Animal Collective’s career has lasted so long now that it’s getting harder to remember a time when they were actually a difficult band. Sure, they’re still plenty weird, but something like “Peacebone” or “Brother Sport” just isn’t as demanding as “Infant Dressing Gown” or “Two Sails on a Sound.” The band has evolved to become interesting in new ways that aren’t as challenging but somehow still as rewarding. And this was my unspoken gripe against Merriweather Post Pavilion: the album was too easy, too digestible to be consistently rewarding. Animal Collective, and Avey Tare in particular, is at his best when he makes serious demands on his listeners. With that in mind, it’s easy to see that Tare’s first solo album, Down There, is a conscious attempt to reclaim some of that magical weirdness that dominated Animal Collective’s early years.

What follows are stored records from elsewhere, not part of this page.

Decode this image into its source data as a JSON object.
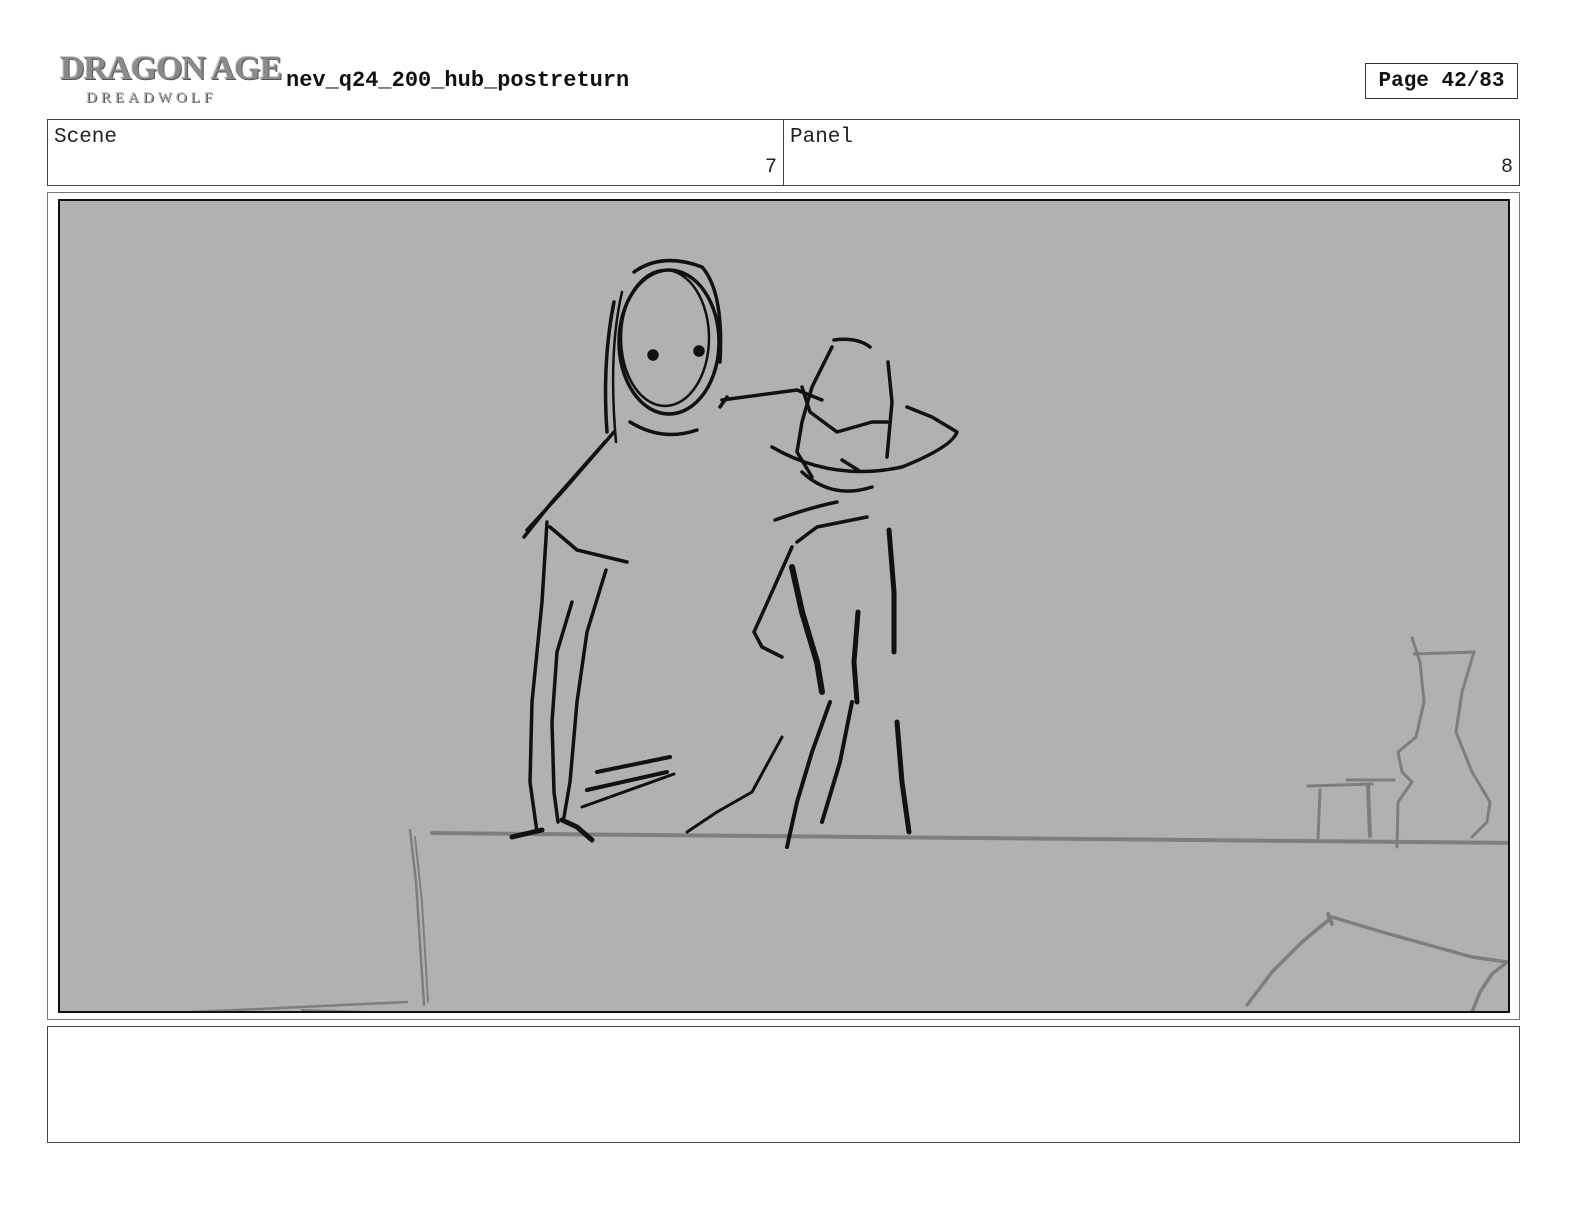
{
  "header": {
    "logo": {
      "title": "DRAGON AGE",
      "subtitle": "DREADWOLF"
    },
    "doc_title": "nev_q24_200_hub_postreturn",
    "page_label": "Page 42/83"
  },
  "info": {
    "scene_label": "Scene",
    "scene_value": "7",
    "panel_label": "Panel",
    "panel_value": "8"
  },
  "notes": {
    "text": ""
  }
}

In that sense, then, Down There is a success. The album is filled with swampy songs treading dark, murky water. Everything from Tare’s voice to the processed beats sound wet, dripping with condensation and cloaked in heat fog. Even the catchiest songs eschew structure in favor of a kind of viscous fluidity. The best songs seem to just pour out of your speakers. While all of that is certainly true, the most surprising thing about Down There is how much Tare can no longer sustain the weirdness. This is a man who has perfected his ability to write a memorable vocal melody to accompany an exotic beat. In other words, he can’t help but write great songs that expand the acceptable boundaries of pop music. At its best, like on “3 Umbrellas” and “Heads Hammock” and “Lucky 1,” Tare can successfully combine his poppy melodies with his abstract instrumentation. Where it falls short, though, is when Tare seems lost in the song, unable to craft a melody that can guide him out of the gnarly swamp he has made for himself. Both “Laughing Hieroglyphic” and “Ghost Books” meander in search of a purpose. Even still, “Laughing” has a couple of moments of surprisingly soulful blues-like phrasing.
Just as Panda Bear’s Young Prayer was ostensibly an ode to his father, Down There is a somber album that darkly reflects some difficult times in Tare’s life recently. Between the trials of AC’s success to his sister’s cancer and his slow separation from his wife, Tare has plenty about which to write. To his credit, the album never quite becomes a drag. In the end, the album stays consistently dark enough for form a cohesive statement that sounds like being lost in your own life.
Rating: 7 / 10